Cook turns out Williams

Published 2:49 am Wednesday, November 3, 2010

Staff Writer

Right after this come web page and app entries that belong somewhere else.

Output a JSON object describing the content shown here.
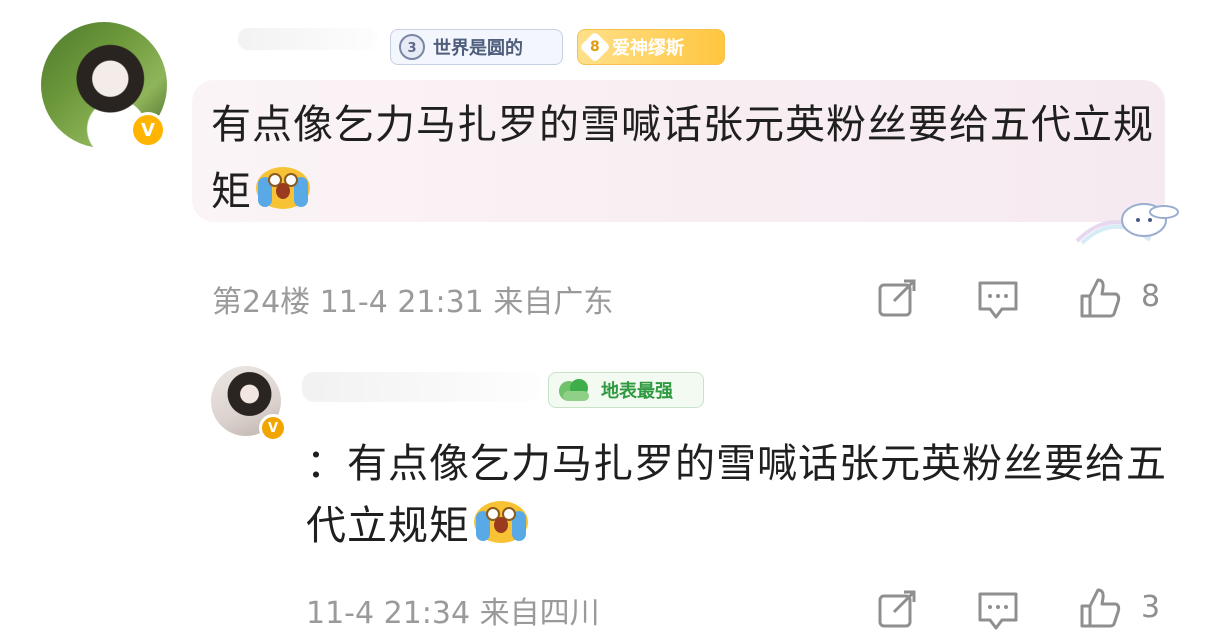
{
  "comment": {
    "tags": {
      "world_label": "世界是圆的",
      "love_level": "8",
      "love_label": "爱神缪斯"
    },
    "verified_badge": "V",
    "text": "有点像乞力马扎罗的雪喊话张元英粉丝要给五代立规矩",
    "emoji": "crying-face",
    "meta": "第24楼 11-4 21:31 来自广东",
    "likes": "8"
  },
  "reply": {
    "tag_label": "地表最强",
    "verified_badge": "V",
    "text": "：有点像乞力马扎罗的雪喊话张元英粉丝要给五代立规矩",
    "emoji": "crying-face",
    "meta": "11-4 21:34 来自四川",
    "likes": "3"
  },
  "colors": {
    "badge_gold": "#ffb400",
    "meta_gray": "#9a9a9a",
    "bubble_pink": "#f8eef2",
    "tag_green": "#2f9a40"
  },
  "icons": {
    "share": "share-icon",
    "comment": "comment-icon",
    "like": "thumbs-up-icon",
    "emoji": "crying-emoji-icon",
    "world": "globe-badge-icon",
    "earth": "cloud-badge-icon",
    "decoration": "cinnamoroll-icon"
  }
}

A novice campaigner rode the crest of a statewide Republican wave to defeat an entrenched incumbent in state House District 6 on Tuesday.
Voters rejected state Rep. Arthur Williams, D-Beaufort, of Washington in his re-election bid, accepting first-time Republican candidate Bill Cook of the Cypress Landing community as Williams’ replacement.
With all 21 of Beaufort County’s precincts reporting, Cook had 8,664 votes to Williams’ 7,691 votes.
District 6 also takes in part of northeast Pitt County.
With all eight Pitt County precincts reporting, Cook had 4,144 votes to Williams’ 3,435 votes.
These results are unofficial until “canvassed,” or made official, by elections officials Nov. 12.
“I guess I’m humbled,” Cook said Tuesday night. “I worked very hard, I had a lot of good people helping me. I tried to run a good campaign and I’ve done what I felt was important. I want to get jobs and sanity back to government. I think there’s a lot of things that we can do with taking over both houses of the Legislature that maybe should have been done in the past.”
Cook was unable to discuss specific proposals as he was pulled into a developing celebration at a Washington restaurant.
Williams attributed his loss to a trickle-down backlash against the federal government.
“I think, to be honest with you, I really think everybody’s upset with the federal government and Obama and all that stuff, and I think they used that and blamed me for that,” he said. “I didn’t have any more to do with that than you did. I’m not so tickled with what the federal government’s doing, either.”
The last round of legislative redistricting took Hyde County out of District 6, leaving Williams with a Republican-heavy district, the lawmaker said.
“This is a Republican district, and I think all the Republicans knew that,” he said.
Asked what he’d do next, Williams responded, “I’m going to enjoy my life, that’s what I’m going to do.”
He said he’d have to reassess his political ambitions later on.
The District 6 returns clearly surprised some Democrats awaiting the numbers at the Beaufort County Board of Elections’ offices in Washington.
“That one is hard to explain,” said Alice Mills Sadler, chairwoman of the Beaufort County Democratic Party. “We expected that Arthur was in trouble early on and did whatever we could to get the word out, the good word out, about what he’s done for the community. Evidently, we didn’t get it out soon enough.”
The district was the object of fierce advertising campaigns as conservative groups labored to unseat Williams, a four-term incumbent from Washington.
The conservative ads, funded by organizations like Civitas Action and the North Carolina Republican Party’s executive committee, attempted to paint Williams as a liberal who favored big government and was out of touch with his constituents.
In turn, Williams’ campaign seized upon Cook’s outsider status, using a television ad to highlight the fact that Cook, a retired electric-utility executive, recently moved to Beaufort County from Washington, D.C.